Thursday, February 20, 2014

Antidepressant Shows Mixed Results in Treating Alzheimer's Patients, Study Finds

While citalopram has been used to reduce agitation and aggression in individuals with Alzheimer’s disease (AD), a new study published in the Journal of the America Medical Association suggests that use of the drug in these patients may be increasing their health risks.

Researchers from Johns Hopkins Bayview Medical Center and the University of Rochester Medical Center randomized 186 nondepressed patients with AD to received nine weeks of psychosocial therapy plus either citalopram or placebo to evaluate the efficacy of 30mg per day of citalopram for AD-associated agitation—which affects 90% of patients with AD, according to study. Results showed that 40% of the patients receiving citalopram had improvements in agitation from baseline, compared with 26% of placebo recipients. However, the patients taking citalopram had longer QT intervals—a measure of abnormal heart functions that greatly increases the risk for heart attacks—than did the placebo group.

Constantine Lyketsos, M.D., M.H.S, coauthor and director of psychiatry at Johns Hopkins Bayview, commented in statement that he and his colleagues plan to investigate the effectiveness of lower doses of citalopram in treating AD-related agitation, a strategy that may pose less cardiovascular risk. In the meantime, Lyketsos said, the drug offers an alternative to treating agitation in individuals with AD who may be nonresponsive to nonmedication treatments.

To read more about citalopram and adverse cardiovascular health risks, see the Psychiatric News article, "FDA Responds to AJP Manuscript on Citalopram Safety." For more information on treating AD, see Clinical Manual of Alzheimer Disease and Other Dementias from American Psychiatric Publishing.

(Image: Lightspring/

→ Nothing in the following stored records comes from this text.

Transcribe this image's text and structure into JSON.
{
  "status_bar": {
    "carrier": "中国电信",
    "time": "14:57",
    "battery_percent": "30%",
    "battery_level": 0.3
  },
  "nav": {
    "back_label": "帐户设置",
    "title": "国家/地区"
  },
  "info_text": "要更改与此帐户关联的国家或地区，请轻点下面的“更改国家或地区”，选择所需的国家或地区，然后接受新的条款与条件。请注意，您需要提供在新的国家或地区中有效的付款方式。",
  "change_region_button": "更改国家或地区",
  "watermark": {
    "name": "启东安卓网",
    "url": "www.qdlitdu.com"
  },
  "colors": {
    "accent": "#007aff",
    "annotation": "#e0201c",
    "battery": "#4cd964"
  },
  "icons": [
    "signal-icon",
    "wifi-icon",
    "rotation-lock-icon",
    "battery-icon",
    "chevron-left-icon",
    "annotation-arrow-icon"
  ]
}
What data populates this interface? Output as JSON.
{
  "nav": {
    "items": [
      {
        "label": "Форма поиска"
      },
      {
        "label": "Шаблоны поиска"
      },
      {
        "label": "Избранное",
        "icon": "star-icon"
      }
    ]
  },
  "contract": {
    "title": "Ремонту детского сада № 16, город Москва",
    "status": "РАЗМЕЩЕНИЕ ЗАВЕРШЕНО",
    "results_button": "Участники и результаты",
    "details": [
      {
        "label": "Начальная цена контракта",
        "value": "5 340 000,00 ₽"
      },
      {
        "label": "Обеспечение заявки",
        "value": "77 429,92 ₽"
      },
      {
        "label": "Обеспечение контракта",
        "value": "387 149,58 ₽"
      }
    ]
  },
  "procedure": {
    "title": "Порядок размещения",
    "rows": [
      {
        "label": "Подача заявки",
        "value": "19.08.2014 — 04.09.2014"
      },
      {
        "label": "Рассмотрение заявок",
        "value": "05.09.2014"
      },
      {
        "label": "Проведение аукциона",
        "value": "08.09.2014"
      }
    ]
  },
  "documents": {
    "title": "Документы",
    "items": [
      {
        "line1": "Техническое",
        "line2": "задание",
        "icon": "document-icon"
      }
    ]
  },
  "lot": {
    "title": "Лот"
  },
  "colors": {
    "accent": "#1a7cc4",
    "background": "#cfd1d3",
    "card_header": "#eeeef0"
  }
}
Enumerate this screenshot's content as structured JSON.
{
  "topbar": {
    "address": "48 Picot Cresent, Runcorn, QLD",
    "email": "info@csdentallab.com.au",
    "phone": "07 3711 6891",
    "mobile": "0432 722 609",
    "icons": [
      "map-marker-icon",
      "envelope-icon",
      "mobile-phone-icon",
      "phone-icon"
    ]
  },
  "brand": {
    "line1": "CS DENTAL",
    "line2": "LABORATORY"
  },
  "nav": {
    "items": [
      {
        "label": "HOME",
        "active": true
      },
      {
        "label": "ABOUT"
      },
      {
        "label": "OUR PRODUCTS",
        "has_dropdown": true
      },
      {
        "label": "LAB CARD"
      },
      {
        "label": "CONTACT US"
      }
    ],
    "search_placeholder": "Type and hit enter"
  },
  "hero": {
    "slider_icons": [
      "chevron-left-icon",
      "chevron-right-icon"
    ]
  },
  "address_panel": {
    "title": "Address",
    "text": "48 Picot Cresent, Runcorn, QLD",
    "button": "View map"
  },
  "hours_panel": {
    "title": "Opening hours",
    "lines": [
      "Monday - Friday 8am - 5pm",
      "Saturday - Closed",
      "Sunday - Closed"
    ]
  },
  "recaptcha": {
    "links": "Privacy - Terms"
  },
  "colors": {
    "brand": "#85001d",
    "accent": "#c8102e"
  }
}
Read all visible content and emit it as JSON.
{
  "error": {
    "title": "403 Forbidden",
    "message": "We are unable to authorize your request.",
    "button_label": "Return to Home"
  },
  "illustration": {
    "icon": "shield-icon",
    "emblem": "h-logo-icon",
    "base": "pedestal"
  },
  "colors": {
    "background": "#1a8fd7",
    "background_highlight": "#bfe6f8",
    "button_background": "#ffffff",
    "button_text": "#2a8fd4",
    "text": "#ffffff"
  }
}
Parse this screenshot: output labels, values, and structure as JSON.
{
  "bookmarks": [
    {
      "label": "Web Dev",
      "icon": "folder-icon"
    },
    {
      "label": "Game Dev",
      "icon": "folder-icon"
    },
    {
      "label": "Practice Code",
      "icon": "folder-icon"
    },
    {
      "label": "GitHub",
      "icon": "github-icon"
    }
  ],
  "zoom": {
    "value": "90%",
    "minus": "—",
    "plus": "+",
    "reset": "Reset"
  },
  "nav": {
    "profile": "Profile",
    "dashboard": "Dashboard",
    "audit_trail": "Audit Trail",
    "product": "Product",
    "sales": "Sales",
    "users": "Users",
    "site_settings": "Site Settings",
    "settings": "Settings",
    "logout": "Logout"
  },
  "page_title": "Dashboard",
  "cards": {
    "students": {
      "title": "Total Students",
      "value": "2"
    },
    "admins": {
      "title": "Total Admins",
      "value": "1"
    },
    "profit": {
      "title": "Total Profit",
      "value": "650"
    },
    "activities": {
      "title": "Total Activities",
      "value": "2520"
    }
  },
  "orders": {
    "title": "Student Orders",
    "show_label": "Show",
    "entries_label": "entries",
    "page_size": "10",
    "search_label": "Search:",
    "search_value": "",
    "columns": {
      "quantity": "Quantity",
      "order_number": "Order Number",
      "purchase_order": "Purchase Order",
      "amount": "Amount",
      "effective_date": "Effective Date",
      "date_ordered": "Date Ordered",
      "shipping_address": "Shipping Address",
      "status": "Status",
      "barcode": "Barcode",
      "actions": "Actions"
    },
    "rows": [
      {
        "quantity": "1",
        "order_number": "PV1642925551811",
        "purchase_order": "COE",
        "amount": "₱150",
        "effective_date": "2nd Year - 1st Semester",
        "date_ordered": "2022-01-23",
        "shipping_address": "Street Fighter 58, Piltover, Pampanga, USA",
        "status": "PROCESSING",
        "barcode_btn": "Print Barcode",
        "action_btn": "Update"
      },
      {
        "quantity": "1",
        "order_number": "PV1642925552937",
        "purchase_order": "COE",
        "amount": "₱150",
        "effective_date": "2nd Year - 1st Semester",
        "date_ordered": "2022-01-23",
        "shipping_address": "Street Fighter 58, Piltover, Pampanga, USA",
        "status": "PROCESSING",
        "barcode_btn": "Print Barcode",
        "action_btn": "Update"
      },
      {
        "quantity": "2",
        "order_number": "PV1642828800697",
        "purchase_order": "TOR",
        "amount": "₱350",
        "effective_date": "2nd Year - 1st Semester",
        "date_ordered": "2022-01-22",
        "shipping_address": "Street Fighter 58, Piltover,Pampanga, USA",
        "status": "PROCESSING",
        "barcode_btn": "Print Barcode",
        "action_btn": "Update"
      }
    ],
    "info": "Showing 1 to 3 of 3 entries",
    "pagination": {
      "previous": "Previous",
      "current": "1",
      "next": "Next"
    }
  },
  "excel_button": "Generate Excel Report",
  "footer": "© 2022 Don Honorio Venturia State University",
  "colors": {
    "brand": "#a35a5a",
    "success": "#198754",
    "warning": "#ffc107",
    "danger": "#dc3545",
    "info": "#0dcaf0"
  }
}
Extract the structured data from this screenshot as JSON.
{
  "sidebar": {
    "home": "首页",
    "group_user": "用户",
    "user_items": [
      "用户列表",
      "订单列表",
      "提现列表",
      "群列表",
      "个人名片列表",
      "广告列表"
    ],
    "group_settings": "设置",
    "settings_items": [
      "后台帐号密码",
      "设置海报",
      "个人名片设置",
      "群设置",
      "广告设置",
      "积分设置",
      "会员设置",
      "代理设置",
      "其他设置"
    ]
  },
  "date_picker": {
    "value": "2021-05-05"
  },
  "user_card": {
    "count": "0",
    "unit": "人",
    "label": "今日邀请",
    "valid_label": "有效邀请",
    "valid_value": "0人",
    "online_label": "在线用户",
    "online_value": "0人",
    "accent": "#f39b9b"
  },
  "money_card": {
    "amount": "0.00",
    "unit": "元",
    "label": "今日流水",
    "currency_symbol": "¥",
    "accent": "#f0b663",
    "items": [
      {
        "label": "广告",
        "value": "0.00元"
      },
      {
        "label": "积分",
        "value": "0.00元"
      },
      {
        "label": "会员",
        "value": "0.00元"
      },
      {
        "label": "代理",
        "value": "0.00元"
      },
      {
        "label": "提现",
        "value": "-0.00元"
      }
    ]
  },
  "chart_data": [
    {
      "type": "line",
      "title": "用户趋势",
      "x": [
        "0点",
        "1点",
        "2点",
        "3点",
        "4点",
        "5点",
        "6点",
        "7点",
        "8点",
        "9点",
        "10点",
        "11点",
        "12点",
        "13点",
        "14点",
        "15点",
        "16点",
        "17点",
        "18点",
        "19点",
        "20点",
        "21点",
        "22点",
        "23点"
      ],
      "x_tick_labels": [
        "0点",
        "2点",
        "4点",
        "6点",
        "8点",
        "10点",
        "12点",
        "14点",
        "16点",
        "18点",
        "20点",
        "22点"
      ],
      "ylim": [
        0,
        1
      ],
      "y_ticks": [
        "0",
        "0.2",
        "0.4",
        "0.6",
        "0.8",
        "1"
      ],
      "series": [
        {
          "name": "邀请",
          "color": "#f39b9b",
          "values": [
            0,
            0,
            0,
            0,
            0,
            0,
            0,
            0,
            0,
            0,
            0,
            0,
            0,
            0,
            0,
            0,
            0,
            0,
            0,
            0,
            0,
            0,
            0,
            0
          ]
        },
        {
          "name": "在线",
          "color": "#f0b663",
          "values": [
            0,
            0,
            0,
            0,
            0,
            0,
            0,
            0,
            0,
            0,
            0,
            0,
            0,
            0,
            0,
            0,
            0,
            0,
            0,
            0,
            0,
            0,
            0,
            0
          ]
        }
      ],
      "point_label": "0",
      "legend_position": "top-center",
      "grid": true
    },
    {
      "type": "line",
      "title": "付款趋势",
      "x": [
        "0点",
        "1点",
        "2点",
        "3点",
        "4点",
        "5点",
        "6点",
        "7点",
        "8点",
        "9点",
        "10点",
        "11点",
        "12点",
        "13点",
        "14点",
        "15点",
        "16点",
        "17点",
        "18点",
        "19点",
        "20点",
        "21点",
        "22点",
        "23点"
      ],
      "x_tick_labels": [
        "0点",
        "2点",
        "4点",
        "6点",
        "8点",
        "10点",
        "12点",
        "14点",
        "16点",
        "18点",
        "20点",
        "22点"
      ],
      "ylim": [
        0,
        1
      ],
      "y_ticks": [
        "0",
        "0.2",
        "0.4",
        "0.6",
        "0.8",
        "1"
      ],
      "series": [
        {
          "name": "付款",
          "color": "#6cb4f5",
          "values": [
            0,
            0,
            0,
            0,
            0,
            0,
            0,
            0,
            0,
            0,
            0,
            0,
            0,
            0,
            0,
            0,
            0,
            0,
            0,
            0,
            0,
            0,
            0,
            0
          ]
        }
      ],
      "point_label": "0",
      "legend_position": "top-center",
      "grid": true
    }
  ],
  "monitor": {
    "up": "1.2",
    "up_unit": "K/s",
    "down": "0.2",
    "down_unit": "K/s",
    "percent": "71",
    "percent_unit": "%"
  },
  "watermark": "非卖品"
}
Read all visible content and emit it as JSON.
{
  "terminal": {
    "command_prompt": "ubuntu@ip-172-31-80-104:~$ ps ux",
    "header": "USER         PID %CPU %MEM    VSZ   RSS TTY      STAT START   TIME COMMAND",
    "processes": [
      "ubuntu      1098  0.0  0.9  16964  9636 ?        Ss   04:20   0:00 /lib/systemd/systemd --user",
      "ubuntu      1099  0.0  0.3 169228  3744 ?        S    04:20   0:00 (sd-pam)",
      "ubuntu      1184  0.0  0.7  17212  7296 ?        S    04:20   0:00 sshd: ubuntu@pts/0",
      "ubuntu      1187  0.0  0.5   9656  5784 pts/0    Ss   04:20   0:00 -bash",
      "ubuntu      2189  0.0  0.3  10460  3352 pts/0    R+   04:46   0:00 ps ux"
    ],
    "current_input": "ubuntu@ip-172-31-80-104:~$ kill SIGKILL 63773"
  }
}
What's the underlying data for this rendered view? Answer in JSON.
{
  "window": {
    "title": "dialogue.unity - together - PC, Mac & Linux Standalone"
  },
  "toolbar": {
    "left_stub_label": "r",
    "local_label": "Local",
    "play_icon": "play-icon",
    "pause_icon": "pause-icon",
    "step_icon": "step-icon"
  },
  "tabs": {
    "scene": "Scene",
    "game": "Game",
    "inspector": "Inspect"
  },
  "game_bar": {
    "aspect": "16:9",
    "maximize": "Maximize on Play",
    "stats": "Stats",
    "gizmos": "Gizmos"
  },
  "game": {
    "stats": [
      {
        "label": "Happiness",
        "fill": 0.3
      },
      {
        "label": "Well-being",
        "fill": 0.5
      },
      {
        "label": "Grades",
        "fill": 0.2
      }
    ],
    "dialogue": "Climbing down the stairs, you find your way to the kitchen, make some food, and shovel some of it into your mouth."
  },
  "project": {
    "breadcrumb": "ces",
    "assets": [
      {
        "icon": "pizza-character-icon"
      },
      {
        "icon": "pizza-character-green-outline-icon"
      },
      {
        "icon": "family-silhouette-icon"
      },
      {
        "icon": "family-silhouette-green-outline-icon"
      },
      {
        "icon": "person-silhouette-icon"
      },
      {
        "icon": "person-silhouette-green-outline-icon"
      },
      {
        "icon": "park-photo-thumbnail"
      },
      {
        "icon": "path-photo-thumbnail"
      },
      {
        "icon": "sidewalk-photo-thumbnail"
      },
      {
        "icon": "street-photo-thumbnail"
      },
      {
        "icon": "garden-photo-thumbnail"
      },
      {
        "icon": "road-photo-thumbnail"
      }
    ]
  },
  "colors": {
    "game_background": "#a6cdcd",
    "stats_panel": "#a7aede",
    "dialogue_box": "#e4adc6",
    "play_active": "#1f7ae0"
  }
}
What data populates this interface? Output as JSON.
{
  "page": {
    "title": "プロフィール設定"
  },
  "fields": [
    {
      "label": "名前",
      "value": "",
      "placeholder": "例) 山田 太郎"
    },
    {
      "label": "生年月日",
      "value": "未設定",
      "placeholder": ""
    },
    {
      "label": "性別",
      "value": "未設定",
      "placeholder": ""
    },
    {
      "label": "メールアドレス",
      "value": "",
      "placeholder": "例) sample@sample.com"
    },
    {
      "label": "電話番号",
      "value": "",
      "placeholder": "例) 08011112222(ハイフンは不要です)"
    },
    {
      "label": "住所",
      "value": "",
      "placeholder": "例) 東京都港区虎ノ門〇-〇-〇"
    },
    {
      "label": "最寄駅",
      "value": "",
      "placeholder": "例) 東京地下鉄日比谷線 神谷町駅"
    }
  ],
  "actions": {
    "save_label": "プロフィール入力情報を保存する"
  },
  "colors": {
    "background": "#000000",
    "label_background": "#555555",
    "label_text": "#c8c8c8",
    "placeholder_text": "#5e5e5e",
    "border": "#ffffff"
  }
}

The content of Psychiatric News does not necessarily reflect the views of APA or the editors. Unless so stated, neither Psychiatric News nor APA guarantees, warrants, or endorses information or advertising in this newspaper. Clinical opinions are not peer reviewed and thus should be independently verified.